On December 2, 2015, the CFTC announced a settlement order with Arya Motazedi, a gasoline and energy futures trader. According to the CFTC’s order, Motazedi committed fraud by misappropriating non-public and material information from his employer, and using that information both to trade ahead of his employer and to place advantageous trades between his personal accounts and his employer’s accounts.
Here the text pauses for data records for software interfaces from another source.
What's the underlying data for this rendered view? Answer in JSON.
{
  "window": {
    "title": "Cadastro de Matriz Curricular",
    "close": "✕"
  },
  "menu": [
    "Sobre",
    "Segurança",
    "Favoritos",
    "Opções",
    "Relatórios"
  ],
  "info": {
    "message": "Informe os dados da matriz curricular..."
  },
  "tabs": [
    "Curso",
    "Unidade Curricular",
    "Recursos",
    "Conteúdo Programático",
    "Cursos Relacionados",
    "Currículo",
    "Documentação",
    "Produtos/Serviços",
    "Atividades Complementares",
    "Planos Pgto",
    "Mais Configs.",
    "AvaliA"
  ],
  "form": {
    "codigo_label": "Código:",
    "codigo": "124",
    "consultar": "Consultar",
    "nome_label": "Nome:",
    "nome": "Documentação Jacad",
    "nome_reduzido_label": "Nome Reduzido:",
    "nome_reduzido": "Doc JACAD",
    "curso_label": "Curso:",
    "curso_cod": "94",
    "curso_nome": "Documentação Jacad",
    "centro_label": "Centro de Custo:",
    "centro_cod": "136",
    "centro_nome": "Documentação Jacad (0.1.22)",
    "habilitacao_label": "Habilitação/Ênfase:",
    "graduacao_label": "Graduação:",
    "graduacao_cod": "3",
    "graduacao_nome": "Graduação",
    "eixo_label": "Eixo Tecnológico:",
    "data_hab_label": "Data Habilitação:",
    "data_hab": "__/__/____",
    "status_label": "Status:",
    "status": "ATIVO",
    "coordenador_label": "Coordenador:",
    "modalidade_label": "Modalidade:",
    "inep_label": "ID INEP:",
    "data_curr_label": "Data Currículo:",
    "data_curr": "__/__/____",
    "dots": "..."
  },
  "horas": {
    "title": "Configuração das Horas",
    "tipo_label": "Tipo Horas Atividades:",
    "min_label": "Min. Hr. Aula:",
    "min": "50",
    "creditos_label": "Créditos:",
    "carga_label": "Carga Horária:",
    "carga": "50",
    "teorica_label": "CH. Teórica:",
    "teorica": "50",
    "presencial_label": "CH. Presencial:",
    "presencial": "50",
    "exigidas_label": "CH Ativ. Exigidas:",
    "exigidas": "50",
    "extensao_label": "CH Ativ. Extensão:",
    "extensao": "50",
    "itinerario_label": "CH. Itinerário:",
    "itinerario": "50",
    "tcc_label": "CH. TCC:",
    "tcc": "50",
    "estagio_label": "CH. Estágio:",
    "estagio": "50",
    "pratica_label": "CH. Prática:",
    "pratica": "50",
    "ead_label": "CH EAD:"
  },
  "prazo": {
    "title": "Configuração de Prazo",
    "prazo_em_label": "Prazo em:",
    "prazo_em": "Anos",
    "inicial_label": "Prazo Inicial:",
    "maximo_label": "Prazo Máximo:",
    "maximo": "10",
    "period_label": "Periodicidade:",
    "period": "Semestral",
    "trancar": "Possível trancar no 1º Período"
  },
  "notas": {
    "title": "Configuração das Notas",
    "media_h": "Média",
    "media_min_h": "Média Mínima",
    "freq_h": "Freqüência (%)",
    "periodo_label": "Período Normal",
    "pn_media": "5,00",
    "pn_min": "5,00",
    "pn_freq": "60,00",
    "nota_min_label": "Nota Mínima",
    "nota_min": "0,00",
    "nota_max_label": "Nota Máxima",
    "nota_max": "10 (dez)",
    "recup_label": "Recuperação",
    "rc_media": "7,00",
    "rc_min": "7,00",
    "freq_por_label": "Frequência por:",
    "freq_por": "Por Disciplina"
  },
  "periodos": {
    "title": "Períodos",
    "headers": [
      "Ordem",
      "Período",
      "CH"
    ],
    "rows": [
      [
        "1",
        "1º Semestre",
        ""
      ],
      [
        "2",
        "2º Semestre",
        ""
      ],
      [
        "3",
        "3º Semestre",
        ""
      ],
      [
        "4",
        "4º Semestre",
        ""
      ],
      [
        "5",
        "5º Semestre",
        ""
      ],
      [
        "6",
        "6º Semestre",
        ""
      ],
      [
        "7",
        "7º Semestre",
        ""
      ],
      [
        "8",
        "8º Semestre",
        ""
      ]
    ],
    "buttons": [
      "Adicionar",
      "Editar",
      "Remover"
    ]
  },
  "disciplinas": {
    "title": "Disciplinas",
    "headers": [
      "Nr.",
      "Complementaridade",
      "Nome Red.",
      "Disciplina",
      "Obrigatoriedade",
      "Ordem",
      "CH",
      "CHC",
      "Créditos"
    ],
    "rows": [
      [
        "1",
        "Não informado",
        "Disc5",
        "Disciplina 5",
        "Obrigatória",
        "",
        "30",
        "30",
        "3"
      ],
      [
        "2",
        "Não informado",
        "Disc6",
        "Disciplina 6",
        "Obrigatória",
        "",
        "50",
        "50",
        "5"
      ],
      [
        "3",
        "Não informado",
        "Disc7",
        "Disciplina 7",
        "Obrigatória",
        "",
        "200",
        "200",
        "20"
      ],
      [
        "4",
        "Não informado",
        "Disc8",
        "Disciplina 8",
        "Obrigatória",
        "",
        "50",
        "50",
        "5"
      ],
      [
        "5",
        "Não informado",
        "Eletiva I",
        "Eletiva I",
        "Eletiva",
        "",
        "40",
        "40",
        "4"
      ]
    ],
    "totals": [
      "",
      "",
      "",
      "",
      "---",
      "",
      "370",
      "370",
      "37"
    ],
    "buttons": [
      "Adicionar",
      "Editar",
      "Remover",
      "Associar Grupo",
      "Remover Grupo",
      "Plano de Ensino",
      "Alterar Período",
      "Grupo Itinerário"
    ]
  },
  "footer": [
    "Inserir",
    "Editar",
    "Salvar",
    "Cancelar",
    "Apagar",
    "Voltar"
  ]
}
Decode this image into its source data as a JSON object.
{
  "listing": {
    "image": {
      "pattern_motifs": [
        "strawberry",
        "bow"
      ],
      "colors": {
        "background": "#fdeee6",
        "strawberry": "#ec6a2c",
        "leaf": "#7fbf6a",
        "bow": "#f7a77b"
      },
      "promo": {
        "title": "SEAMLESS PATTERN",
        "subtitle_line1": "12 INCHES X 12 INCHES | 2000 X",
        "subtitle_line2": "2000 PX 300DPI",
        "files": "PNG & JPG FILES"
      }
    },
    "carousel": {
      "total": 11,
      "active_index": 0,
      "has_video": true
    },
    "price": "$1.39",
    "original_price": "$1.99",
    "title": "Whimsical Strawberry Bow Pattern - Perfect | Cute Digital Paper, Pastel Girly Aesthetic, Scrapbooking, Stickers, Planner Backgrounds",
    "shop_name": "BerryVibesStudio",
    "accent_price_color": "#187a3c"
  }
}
The CFTC found that Motazedi had violated Section 6(c)(1) of the Commodity Exchange Act (“CEA”) and Regulation 180.1, promulgated in 2011 under Section 6(c)(1). Without admitting or denying any of the CFTC’s findings or conclusions, Motazedi agreed to pay a $100,000 civil monetary penalty and a further $217,000 as restitution to his former employer and to accept a permanent prohibition from employment in the industry, trading on any CFTC-regulated facility and transacting in any instrument within the CFTC’s jurisdiction.
Section 6(c)(1) was added to the CEA by the Dodd-Frank Act and is virtually identical to Section 10(b) of the Exchange Act. Regulation 180.1 was modeled on SEC Rule 10b-5. However, the CEA, in Section 4(b), already had a provision prohibiting fraud and deception, which the Dodd-Frank Act did not affect. Accordingly, the settlement order may be noteworthy for two reasons. First, it suggests that the CFTC intends to make broad use of its new anti-fraud authority under Section 6(c)(1) and Regulation 180.1. Second, in the order, the CFTC employs Rule 10b-5’s misappropriation theory set forth in U.S. v. O’Hagan, 521 U.S. 642 (1997). Thus, Motazedi was found to have violated Rule 180.1 and committed fraud through his “misappropriation and misuse of his employer’s material nonpublic trading information to trade in personal trading accounts [in breach of] his duty to his employer.” More broadly, the settlement order quotes from the CFTC’s 2011 release adopting Regulation 180.1: “[B]ecause of ‘the differences between the securities markets and the derivatives markets, the Commission will be guided, but not controlled, by the substantial body of judicial precedent applying the comparable language of SEC Rule l0b-5.’”